There are two schools of thought when fishing streamers. You can fish blind and cover all the water methodically, or you can cast your flies to specific holding areas, allowing them to swing into the desired structure or in front of sighted fish. You can also slow the fly by adding slack into the line, or mending, and you can speed it up by tightening the line, and forcing the fly to swing and rise in the current.
To work the fly deeper, try using sinking-tip lines, either integrated sinking-tip lines or looped-on sinking tips. You can also add a split-shot to the leader 12 to 18 inches ahead of the fly. Trout don’t even seem to mind it if the split-shot slides right down to the fly, and some guys start fishing with the split-shot snug on the eye of the hook.
The size of the split-shot and the distance from the hook affect both the depth of the fly and the action. There is no right way or wrong way here, just be able to make modifications based on the depth and speed of the water, and the mood of the fish.
A good rule of thumb is to move a streamer quickly in slow water, and move it slowly in fast water.
Dead-drifting a streamer is extremely effective at times, especially in faster riffles, point bars, and mid-channel shelves (everywhere you’d normally think would be a good spot for nymphing).
Fish sitting in transitional areas love to crush a streamer when they see it drift over a drop-off, and while stripping a streamer in fast water tends to compact a fly, allowing it to dead-drift lets the hackles, rubber legs, and other fibers breathe and come to life in the water.
A high-stick approach works best for dead-drifting streamers because you can control the depth with the butt end of your leader, simply moving your arm up and down to achieve the proper depth. When a trout takes your streamer the line will tighten abruptly. There will be no doubt you’ve had a strike. Once you feel the line go taut use a strip set or lift the rod tip to set the hook.
Pine Squirrel Leeches or Mayer’s Mini Leeches are both excellent dead-drift streamer patterns. I use them in a tandem nymphing rig, using the leech as the attractor, and adding one or two smaller nymphs below it. It’s surprising how many fish smash the streamer, even when small midges and BWOs are the dominant food sources.
Whether you like to fish streamers, nymphs, or drys (or all three) late autumn is a special season. Pack an extra jacket, a Thermos of hot coffee, and enjoy “off season” in the Rockies.
Stalcup’s CDC Trico Compara-dun
- Hook: #20-24 Tiemco 100.
- Thread: Black 8/0 UNI-Thread.
- Tail: White Microfibetts.
- Wing: White CDC.
- Body: Black goose biot.
- Thorax: Black Superfine.
- Hook: #18-24 Tiemco 101
- Thread: Light Cahill 8/0 UNI-Thread
- Tail: Medium dun hackle fibers, one shank length long
- Wing: Cerise McFlylon
- Hackle: Medium dun, tied parachute style
- Body: BWO Superfine

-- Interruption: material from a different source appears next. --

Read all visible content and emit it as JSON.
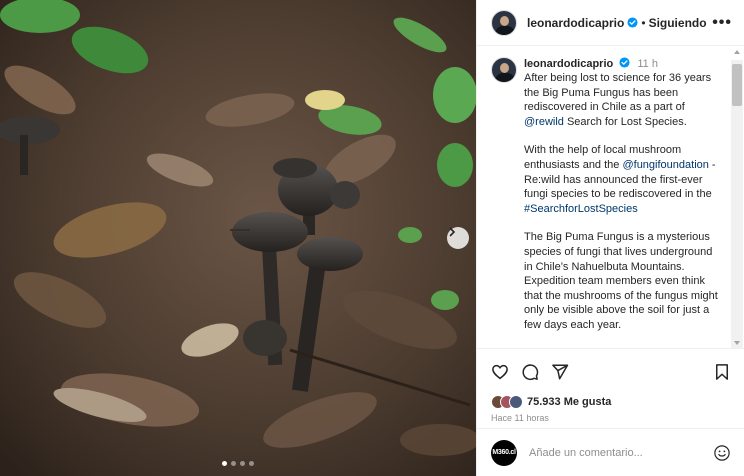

- Hook: #6-10 Tiemco 5263
- Conehead: Brass
- Thread: Brown 6/0 UNI-Thread
- Tail: Brown Marabou with copper Krystal Flash
- Underbody: Lead wire (.030″)
- Body: Brown chenille
- Rib: Copper Ultra Wire (small)
- Legs: Yellow rubber legs (medium)